The film concentrates on the changes in the situation of Hungarian Jewry as a result of the external political situation, and specifically on the changing faces of Jewish identity in the period under discussion. We see how Hungarian Jewry tried time and again to adjust to the different regimes with their changing ideologies, and how they attempted through different strategies to be loyal to their concept of Hungary, despite the fact that the country’s identity continually twisted and turned before their very eyes. We see the family in question, the Sonnenscheins, battered by external fate, but continually trying to exercise some measure of control over their circumstances. We see them change their names and their religion in order to fit in, with varying degrees of willingness. We see their optimism in different generations that the future situation for both Hungary and its Jews is rosy. At times, we see them battered and bruised, victims of violence, and find the remnants, emerging under democracy, survivors of history.
We suggest a discussion that will include the following questions.
- What would you say to Ignatz when he decides to change his name in order to advance in life?
- How do you understand his reaction to the local Jew who tries to talk to him when he is a military judge in the Hungarian army during World War I?
- How do you respond to the decision to convert? Do you understand it? Can you justify it? What would you say to Adam about his conversion?
- How would you describe the various characters’ feelings towards Hungary? How do you understand the patriotic feelings that so many of the characters appear to have? How do you react to this?

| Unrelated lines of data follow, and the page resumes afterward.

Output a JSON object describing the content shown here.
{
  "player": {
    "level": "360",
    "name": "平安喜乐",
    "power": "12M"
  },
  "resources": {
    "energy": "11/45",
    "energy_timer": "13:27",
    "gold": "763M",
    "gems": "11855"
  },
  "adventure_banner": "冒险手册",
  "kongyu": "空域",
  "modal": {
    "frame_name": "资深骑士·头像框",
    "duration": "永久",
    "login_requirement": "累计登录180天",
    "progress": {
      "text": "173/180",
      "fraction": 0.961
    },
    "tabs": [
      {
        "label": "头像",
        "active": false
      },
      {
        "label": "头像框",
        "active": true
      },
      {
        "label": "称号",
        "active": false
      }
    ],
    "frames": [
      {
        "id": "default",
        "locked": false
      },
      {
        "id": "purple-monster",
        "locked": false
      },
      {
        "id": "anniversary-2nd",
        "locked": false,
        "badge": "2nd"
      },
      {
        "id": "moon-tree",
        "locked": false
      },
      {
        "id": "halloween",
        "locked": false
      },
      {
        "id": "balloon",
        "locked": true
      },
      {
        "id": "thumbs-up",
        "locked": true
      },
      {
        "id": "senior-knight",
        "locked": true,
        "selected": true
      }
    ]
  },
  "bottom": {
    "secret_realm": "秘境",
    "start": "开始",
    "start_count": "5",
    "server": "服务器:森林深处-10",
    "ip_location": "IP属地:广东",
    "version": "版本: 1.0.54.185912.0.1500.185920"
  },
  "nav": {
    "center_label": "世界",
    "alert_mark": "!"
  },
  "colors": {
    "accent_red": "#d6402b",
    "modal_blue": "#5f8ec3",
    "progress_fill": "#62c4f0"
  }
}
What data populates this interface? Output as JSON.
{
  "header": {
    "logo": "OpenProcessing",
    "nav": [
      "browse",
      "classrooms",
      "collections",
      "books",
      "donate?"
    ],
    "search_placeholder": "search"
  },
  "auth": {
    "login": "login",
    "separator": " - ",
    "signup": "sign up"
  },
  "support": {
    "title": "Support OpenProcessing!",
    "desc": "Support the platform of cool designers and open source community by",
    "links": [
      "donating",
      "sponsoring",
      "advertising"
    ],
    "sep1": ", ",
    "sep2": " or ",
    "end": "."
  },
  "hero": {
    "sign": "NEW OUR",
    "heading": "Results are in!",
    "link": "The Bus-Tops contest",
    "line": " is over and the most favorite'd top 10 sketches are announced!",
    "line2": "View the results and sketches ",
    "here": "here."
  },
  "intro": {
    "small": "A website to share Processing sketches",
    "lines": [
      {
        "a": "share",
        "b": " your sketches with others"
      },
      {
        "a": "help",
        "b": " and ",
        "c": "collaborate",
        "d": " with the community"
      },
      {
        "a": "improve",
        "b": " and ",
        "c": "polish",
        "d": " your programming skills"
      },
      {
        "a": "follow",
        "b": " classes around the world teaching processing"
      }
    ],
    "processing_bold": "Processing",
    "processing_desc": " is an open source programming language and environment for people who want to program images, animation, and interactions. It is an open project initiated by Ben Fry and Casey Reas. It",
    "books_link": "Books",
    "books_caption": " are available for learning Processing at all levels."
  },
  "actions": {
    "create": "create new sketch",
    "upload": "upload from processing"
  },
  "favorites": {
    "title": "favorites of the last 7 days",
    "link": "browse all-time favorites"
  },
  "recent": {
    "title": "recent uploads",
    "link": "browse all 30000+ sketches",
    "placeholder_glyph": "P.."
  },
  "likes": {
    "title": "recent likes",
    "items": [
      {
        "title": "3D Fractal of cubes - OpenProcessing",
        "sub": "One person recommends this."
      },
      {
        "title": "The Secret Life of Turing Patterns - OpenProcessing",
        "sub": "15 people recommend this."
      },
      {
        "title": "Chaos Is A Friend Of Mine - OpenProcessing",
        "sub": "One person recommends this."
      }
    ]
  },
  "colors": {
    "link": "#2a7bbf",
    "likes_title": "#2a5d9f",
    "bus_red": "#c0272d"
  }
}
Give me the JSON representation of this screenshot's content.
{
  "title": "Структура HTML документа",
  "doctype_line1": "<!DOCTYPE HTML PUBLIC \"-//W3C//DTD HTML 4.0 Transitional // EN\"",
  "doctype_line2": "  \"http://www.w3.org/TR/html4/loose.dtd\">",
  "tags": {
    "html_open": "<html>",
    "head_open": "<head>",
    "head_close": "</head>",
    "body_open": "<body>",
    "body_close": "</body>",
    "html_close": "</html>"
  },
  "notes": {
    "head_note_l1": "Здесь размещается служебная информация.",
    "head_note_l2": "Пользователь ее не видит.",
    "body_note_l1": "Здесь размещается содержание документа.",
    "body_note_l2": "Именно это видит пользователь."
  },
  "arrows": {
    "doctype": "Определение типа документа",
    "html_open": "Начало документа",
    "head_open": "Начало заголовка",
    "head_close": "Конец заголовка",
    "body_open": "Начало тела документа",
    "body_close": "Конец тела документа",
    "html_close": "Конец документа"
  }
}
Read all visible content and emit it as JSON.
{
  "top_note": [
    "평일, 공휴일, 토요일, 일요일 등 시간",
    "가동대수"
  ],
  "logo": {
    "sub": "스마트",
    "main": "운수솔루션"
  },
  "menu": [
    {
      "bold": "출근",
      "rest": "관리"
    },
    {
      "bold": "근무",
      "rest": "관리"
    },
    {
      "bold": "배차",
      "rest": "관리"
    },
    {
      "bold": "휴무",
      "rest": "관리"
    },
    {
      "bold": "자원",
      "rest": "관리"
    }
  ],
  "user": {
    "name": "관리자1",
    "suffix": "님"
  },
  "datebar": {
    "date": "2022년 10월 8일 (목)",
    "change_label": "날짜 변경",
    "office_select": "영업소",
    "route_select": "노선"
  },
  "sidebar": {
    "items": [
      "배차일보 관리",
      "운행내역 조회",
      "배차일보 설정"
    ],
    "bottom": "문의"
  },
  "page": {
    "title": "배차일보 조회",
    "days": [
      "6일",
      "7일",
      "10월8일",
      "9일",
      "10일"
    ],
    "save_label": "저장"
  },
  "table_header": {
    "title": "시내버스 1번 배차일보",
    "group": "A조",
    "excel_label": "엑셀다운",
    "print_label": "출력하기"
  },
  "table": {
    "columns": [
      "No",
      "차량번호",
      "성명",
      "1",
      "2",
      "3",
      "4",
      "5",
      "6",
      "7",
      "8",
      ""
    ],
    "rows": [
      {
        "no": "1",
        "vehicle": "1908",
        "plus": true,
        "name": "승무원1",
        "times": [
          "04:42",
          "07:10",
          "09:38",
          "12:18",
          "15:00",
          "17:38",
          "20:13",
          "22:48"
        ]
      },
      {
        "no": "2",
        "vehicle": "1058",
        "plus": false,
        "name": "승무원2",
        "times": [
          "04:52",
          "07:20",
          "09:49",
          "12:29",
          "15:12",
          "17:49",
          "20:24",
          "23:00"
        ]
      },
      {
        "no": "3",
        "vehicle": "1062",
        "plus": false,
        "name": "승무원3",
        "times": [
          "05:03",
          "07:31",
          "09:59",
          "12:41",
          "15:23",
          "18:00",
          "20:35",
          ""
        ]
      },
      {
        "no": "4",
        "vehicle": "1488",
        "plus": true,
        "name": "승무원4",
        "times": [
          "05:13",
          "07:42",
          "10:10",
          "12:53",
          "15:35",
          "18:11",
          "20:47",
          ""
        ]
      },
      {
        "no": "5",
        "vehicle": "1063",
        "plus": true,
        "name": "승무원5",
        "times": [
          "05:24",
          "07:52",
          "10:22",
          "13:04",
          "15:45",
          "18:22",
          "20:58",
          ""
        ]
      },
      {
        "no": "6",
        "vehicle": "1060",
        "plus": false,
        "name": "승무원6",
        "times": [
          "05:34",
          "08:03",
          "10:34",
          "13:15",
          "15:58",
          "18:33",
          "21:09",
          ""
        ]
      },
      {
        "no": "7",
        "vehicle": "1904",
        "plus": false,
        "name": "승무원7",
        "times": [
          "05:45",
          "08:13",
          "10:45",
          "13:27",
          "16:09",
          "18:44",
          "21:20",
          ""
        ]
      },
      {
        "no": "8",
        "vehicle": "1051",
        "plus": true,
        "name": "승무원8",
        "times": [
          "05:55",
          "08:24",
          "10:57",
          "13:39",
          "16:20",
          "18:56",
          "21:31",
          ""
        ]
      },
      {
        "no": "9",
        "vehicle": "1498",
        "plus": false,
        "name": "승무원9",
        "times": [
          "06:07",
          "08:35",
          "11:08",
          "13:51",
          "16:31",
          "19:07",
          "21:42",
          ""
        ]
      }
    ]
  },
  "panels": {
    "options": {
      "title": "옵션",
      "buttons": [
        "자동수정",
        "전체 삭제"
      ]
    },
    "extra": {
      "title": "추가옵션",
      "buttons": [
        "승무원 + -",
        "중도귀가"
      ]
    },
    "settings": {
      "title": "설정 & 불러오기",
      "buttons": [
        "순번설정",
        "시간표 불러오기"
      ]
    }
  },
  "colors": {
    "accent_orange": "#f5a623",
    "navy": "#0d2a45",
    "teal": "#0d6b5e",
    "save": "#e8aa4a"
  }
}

How do you think that you would have reacted in a similar situation?
- What do you think the general message of the film is? Do you think that it contains a specific message for Jews? If you were a Hungarian Jew at the beginning of the twentieth century - for example - and you could the future of your family, of Hungarian Jews and of Hungary as a whole unfold in the images of the film, what do you think that you would - or should - do?
- Do you consider it coincidental that the recipe for the tonic that made the family’s fortune is thrown away at the end of the film? Do you see this as in any way symbolic of something else?
- Do you see the film as optimistic or pessimistic, both in its general presentation of history and in its portrayal of the Jews? Why?